In the first part of this article, we explored why organisations introduce a matrix structure and some of the challenges they face in making this complex way of working effective. We concluded that it was the matrix mindset and it's supporting skillset that make the difference between success and failure in matrix management.
In this second part, I will outline some of the skills and people management challenges that we have seen in working with hundreds of matrix organisations around the world, challenges that can be boiled down into six 'Cs'.
Context: many organisations do a poor job of explaining the reasons for the matrix. As a result, people assume it's the latest consulting fad and resolve to carry on as normal until the next reorganisation. We need to make sure that the matrix is communicated well and that this fundamental change is bedded into the organisation over time.
Clarity : we introduced a matrix to improve flexibility, but this is often at the expense of clarity. We have multiple bosses and competing goals that reflect the complexity of our external and internal organisation. We need to provide clarity where we can – in goals, roles and alignment with others. But we also need to accept that not everything will be as clear a matrix. In fact, if we could perfectly clear and aligned, we wouldn't need a matrix, we could just cascade our perfect view down from the centre.
So we also need to get much more comfortable with ambiguity and to give people, particularly in the middle of the organisation, the information they need to manage complex trade-offs and dilemmas without constant escalation.
Cooperation: organisations we introduce a matrix to increase the amount of cooperation and communication across the traditional vertical silos – but be careful what you wish for! If we are not careful these additional reporting lines can generate more meetings and conference calls and slower decisions. The cost and complexity of teamwork increases sharply, particularly when working internationally. We found that, simpler ways of working such as hub and spoke groups can be much more effective, faster and equally engaging. We need to be more connected, but also effective.
Communication: organisations communication, both face-to-face and through technology increases in a matrix.
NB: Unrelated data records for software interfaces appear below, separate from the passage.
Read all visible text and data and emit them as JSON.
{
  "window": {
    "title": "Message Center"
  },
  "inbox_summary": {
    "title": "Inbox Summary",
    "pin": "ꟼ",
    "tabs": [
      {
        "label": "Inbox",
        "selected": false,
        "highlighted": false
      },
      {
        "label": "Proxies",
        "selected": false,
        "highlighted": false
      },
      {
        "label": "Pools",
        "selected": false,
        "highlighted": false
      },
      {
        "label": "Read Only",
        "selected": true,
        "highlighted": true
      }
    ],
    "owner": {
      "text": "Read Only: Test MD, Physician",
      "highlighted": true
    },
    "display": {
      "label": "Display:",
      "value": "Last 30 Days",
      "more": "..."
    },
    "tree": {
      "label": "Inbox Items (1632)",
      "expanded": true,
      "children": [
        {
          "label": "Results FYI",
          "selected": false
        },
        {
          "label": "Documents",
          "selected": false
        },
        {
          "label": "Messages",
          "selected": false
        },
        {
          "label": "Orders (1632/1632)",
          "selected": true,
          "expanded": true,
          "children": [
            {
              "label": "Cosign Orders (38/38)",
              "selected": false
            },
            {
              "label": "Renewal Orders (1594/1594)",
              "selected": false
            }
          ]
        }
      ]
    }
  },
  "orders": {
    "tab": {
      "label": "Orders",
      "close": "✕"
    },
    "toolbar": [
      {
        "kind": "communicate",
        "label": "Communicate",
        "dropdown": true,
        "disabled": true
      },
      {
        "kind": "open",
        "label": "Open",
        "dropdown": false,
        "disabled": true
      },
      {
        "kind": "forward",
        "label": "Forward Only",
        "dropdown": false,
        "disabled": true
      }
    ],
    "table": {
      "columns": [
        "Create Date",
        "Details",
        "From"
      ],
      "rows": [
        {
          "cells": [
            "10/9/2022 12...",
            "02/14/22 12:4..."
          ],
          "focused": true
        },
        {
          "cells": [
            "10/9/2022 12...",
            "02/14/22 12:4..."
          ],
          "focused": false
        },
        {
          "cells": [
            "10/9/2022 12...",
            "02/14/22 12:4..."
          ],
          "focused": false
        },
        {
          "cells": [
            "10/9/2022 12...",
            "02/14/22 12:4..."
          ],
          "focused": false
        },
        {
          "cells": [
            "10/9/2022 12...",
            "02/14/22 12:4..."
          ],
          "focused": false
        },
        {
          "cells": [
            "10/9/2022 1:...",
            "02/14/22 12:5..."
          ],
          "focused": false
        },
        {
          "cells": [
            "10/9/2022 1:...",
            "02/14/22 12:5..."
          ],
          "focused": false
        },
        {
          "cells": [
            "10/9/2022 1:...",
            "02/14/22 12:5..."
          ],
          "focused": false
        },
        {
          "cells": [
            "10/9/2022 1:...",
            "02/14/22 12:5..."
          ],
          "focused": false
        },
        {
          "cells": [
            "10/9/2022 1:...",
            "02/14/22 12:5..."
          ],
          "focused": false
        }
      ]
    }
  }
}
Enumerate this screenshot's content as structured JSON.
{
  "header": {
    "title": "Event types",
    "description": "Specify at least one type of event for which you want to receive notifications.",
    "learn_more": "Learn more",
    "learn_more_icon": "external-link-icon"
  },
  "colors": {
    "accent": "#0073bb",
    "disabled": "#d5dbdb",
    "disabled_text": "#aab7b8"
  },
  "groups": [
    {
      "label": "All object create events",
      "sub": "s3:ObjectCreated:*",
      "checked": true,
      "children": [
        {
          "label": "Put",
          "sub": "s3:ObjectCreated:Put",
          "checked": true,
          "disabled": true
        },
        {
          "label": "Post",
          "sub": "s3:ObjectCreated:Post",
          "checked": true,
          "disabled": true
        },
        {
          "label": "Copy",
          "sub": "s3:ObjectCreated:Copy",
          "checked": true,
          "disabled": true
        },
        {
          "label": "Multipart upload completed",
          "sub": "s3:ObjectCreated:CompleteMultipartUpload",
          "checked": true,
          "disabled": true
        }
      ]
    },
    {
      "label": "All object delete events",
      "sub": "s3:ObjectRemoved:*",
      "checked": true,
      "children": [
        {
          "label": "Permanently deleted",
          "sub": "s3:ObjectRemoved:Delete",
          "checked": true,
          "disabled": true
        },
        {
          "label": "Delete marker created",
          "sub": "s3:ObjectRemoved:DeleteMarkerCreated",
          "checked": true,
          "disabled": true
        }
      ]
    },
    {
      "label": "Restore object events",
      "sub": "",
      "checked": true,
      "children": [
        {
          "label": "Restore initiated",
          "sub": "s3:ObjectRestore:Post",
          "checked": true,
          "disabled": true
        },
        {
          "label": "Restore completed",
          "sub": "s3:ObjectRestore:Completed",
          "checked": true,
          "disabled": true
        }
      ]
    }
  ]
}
We need to make sure that communication is relevant and engaging. We spend too much time processing, unnecessary e-mails and sitting in boring meetings and webinars. We need to integrate communications technology (including social media) into the way we work and we also need to find the opportunity to maintain two-way communication rather than endless broadcasts of newsletters and e-mails.
Control: in a matrix, accountability without control and influence without authority become the norm. We are dependent for our success on individuals we may never have met in different locations and cultures. There are many factors that can subtly undermine trust from competing goals and cultural miscommunication to working through technology and lack of visibility, and when trust is undermined managers often increase control.
So we need to actively build trust (it's no longer a free by-product of proximity) and we need to continuously develop and empower people, even though we are not face to face. Leaders used to a more hierarchical environment need to learn new skills to deliver accountabilities without traditional control and power.
Community: in the past many work communities were based on place, we got to know our colleagues over coffee and in the evening. Today communities are much more diverse and distributed, we need to make sure that the networks, communities, teams and groups that we need to succeed are established and run effectively. People experience divided loyalties between multiple bosses, their work may not be visible to their colleagues and all this has implications for engagement and participation.
So the matrix is different, it's a step up in complexity for leaders, teams and individuals. Some of the beliefs we have about management may change at this level of complexity – it's not all about more teamwork and communication, in fact this can make it worse so we must update our skills to reflect this more complex reality.
The most critical group is what we call the "matrixed middle", the people who sit in the middle of the organisation. They have dual reporting and have to bridge the gap between the central people taking a global perspective and the vast majority of people who have purely local jobs. They usually only form 10% of the population in even the most global companies and only go two or three layers down the organisation, but they are the most critical to the successful implementation of a matrix management.
These are not challenges that can be solved by the structure itself, structure is an imprecise instrument for making change, it is the behaviours that evolve within the matrix that give us the kind of real flexibility that we need.
The matrix is not for everybody, if you are the kind of person who insists on a closely drawn job description, or complete control and authority; you are likely to be unhappy.
For those that develop a more flexible and adaptive mindset and skill set the matrix offers significant opportunities – it helps you build your network, build a broader business perspective, learn new skills, take more ownership for your own role and demands higher levels of empowerment – and all these factors tend to lead to higher levels of engagement.
As a VP at one of our training sessions said recently, "The matrix can either be a web you get caught in, or a network you use to get things done" which it is for you will depend largely on your skills.